The fact that the emergence of Quesada several months ago was linked to refer to a matter that was specific and technical, with the inclusion of Luis Pavón in a space dedicated to people with an intellectual work accepted as capable of making a mark, and with Jorge Serguera’s presence and statements in “The Difference” didn’t seem too strange to me.

What does surprise me and motivates me to write these lines is that the Secretariat of UNEAC endorsed a Declaration where he admits sharing “the righteous indignation of a group” on three television programs and mentions “Open Dialogue” first, which automatically implicated him in “expressing a tendency outside the cultural policy that has guaranteed and guarantees our unity”; in the valuation of the Presidency of the ICRT that “in its conception and execution they committed serious errors” and in the “stupidity” that they can be exploited to harm the Revolution. I wonder if they took the time to review the “Open Dialogue” that they so “generously” describe. Before giving an opinion – and publishing it – you have to investigate.

As director and founder of “Open Dialogue,” I affirm that for six years we’ve been off the air with respect to Cuban culture and its protagonists. Our daily feeds are not the award for its category received by the program at the First National Festival of Cuban television with the theme “Where is the newest trova?”; nor the Special Prize awarded by the critics at the Second Festival (2006) for the space devoted to “cultural criticism in the media”; our difficult struggle for the complex task of making Cuban television breathe, thanks to viewers who respect us and personalities who, by their means and zeal for collaboration, turn up in our studio to give us the prestige of their presence and words. There have been National Awards from different specialties, experts on plenty of categories, officials of the culture and the media, established artists and intellectuals, and artists who will be the stars of the future.

I declare that I’m happy to have been for 27 minutes of my life together with people whose existence and work guarantee culture and unity.

I didn’t mention names not to incur oblivion, but I suggest that those officially charged with “assessing” and “declaring” and those who would exercise their right to give an opinion request criteria about “Open Dialogue” from people like Reynaldo González and Miguel Barnet (they themselves have been invited to the program). those who managed to turn into a work of true imprint the time of regret that a period that now is symbolized in Luis Pavón caused them.

I suggest that we don’t mix that which – like oil and vinegar – will end where it belongs according to natural and social laws.

I suggest that we don’t state that the outrage is only from “a group,” but that we remember Hemingway and his tip of the iceberg.

I suggest that the cycle of conferences scheduled for the singular and penetrating Desiderio Navarro be united with the voice of Dr. Isabel Monal, who along with Fernando Martínez Heredia (and other Marxist-proof mediocre, opportunistic and superficial people) might remind us how much the so-called “real socialism” cost us, like ignoring the concepts of Antonio Gramsci; or the time that Lenin devoted to the cultural debate with the poet Mayakovsky; or artistic achievement in the Paris of the avant-garde and not in the Moscow of the October Revolution of the talents turned away by the ignorance and irresponsibility in terms of cultural politics that followed Lenin in the then-besieged and admired Soviet Union.

I suggest, above all, that we don’t pretend to put an end to a necessary debate.
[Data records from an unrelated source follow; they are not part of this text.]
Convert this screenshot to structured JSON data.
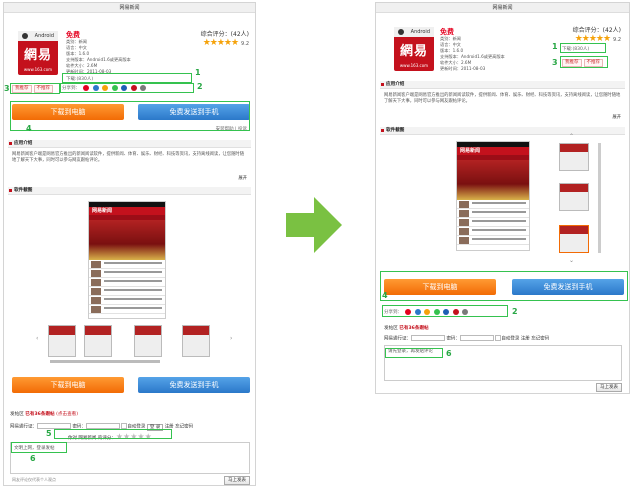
{
  "colors": {
    "highlight": "#35c24f",
    "brand_red": "#c4111d",
    "download_orange": "#f26b05",
    "send_blue": "#2b78c9",
    "star": "#f5a20a",
    "arrow": "#7ac142"
  },
  "icons": {
    "arrow": "arrow-right-icon",
    "android": "android-icon",
    "star": "star-icon"
  },
  "topbar": {
    "title": "网易新闻"
  },
  "app": {
    "brand": "網易",
    "android_label": "Android",
    "domain": "www.163.com",
    "price": "免费",
    "info": [
      "类别：新闻",
      "语言：中文",
      "版本：1.6.0",
      "支持版本：Android1.6或更高版本",
      "软件大小：2.6M",
      "更新时间：2011-08-03"
    ],
    "rating_label": "综合评分：(42人)",
    "stars": "★★★★★",
    "score": "9.2",
    "download_count_label": "下载:(830人)",
    "tag_recommend": "我推荐",
    "tag_dislike": "不推荐",
    "share_label": "分享到："
  },
  "buttons": {
    "download_pc": "下载到电脑",
    "send_phone": "免费发送到手机"
  },
  "help": {
    "text": "安装帮助 | 投诉"
  },
  "sections": {
    "intro": "应用介绍",
    "screenshots": "软件截图"
  },
  "intro_text": "网易新闻客户端是网易官方推出的新闻阅读软件，提供新闻、体育、娱乐、财经、科技等资讯，支持离线阅读，让您随时随地了解天下大事，同时可以参与网友跟帖评论。",
  "more": "展开",
  "post": {
    "head_prefix": "发帖区",
    "head_count": "已有36条跟帖",
    "head_link": "(点击查看)",
    "user_label": "网易通行证：",
    "pwd_label": "密码：",
    "auto_login": "自动登录",
    "login": "登 录",
    "register": "注册",
    "forgot": "忘记密码",
    "rate_label": "你对 网易新闻 的评分：",
    "placeholder": "文明上网，登录发帖",
    "placeholder_right": "请先登录，再发贴评论",
    "send": "马上发表",
    "footer": "网友评论仅代表个人观点"
  },
  "annotations": [
    "1",
    "2",
    "3",
    "4",
    "5",
    "6"
  ]
}
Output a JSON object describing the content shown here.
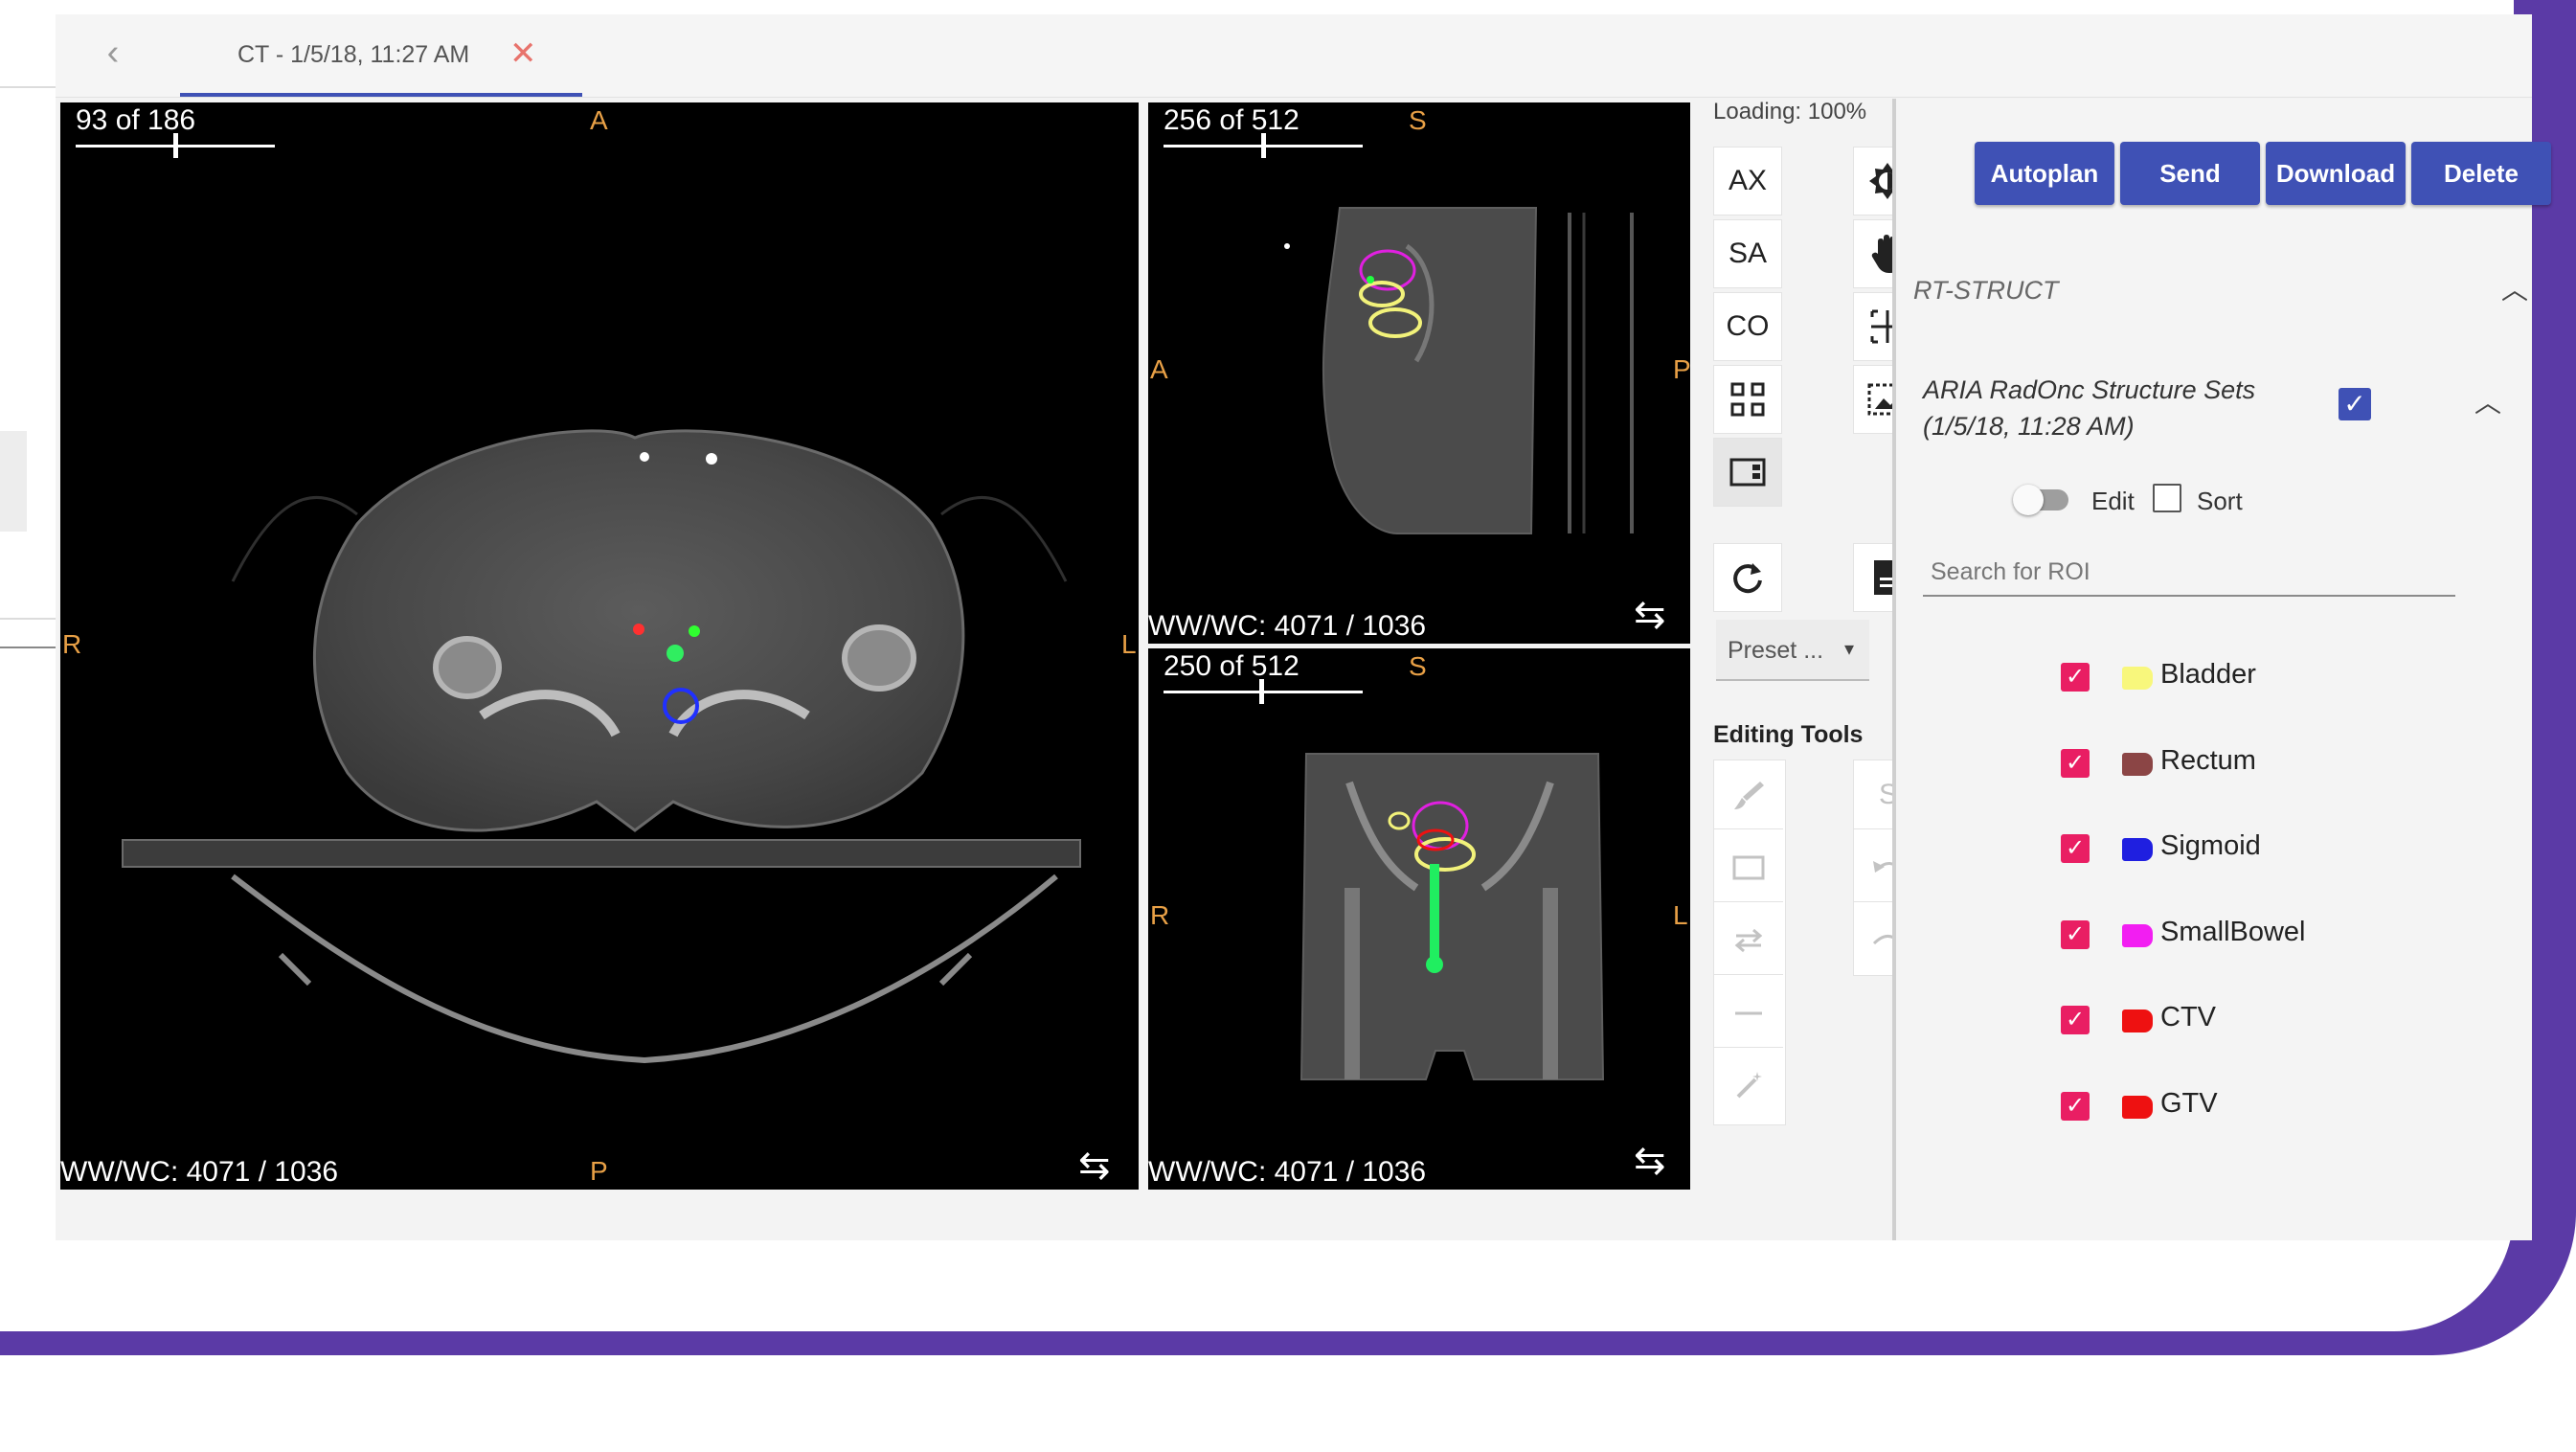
{
  "tab": {
    "back": "‹",
    "label": "CT - 1/5/18, 11:27 AM",
    "close": "✕"
  },
  "viewports": {
    "axial": {
      "slice": "93 of 186",
      "slice_fraction": 0.5,
      "window": "WW/WC: 4071 / 1036",
      "top": "A",
      "bottom": "P",
      "left": "R",
      "right": "L"
    },
    "sagittal": {
      "slice": "256 of 512",
      "slice_fraction": 0.5,
      "window": "WW/WC: 4071 / 1036",
      "top": "S",
      "left": "A",
      "right": "P"
    },
    "coronal": {
      "slice": "250 of 512",
      "slice_fraction": 0.49,
      "window": "WW/WC: 4071 / 1036",
      "top": "S",
      "left": "R",
      "right": "L"
    },
    "cycle_icon": "⇆"
  },
  "toolbar": {
    "loading": "Loading: 100%",
    "views": {
      "ax": "AX",
      "sa": "SA",
      "co": "CO"
    },
    "icons": [
      "contrast-icon",
      "hand-pan-icon",
      "crosshair-icon",
      "image-capture-icon",
      "grid-layout-icon",
      "layout-sidebar-icon",
      "reset-icon",
      "document-icon"
    ],
    "preset": {
      "label": "Preset ...",
      "arrow": "▾"
    },
    "editing_title": "Editing Tools",
    "editing_icons": [
      "brush-icon",
      "rectangle-icon",
      "interpolate-icon",
      "line-icon",
      "magic-wand-icon",
      "s-icon",
      "undo-icon",
      "redo-icon"
    ],
    "s_label": "S"
  },
  "actions": {
    "autoplan": "Autoplan",
    "send": "Send",
    "download": "Download",
    "delete": "Delete"
  },
  "rt_struct": {
    "title": "RT-STRUCT",
    "set_name_line1": "ARIA RadOnc Structure Sets",
    "set_name_line2": "(1/5/18, 11:28 AM)",
    "checked": "✓",
    "edit_label": "Edit",
    "sort_label": "Sort",
    "search_placeholder": "Search for ROI",
    "rois": [
      {
        "name": "Bladder",
        "color": "#f8f77c"
      },
      {
        "name": "Rectum",
        "color": "#8b4545"
      },
      {
        "name": "Sigmoid",
        "color": "#1f1fe0"
      },
      {
        "name": "SmallBowel",
        "color": "#f21ef2"
      },
      {
        "name": "CTV",
        "color": "#ee1111"
      },
      {
        "name": "GTV",
        "color": "#ee1111"
      }
    ]
  },
  "colors": {
    "accent": "#3f51b5",
    "frame": "#5b3aa6",
    "roi_check": "#e91e63",
    "orientation": "#e8a046"
  }
}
From such discussion light is born: this was taught me by my mother, a woman raised in an Asturian home among the prejudices of the first half of the twentieth century, who was a volunteer teacher, a founder of the CDR and the FMC, and who decided to marry a Gallician immigrant, known as “Idiot” for his communist and trade-union militancy, in the days when Machado assassinated labor leader Enrique Varona.

I thank those who have read me to the end. And those who continue giving their opinions.

See you soon.

Loly Estévez

January 22, 2007

Translated by Regina Anavy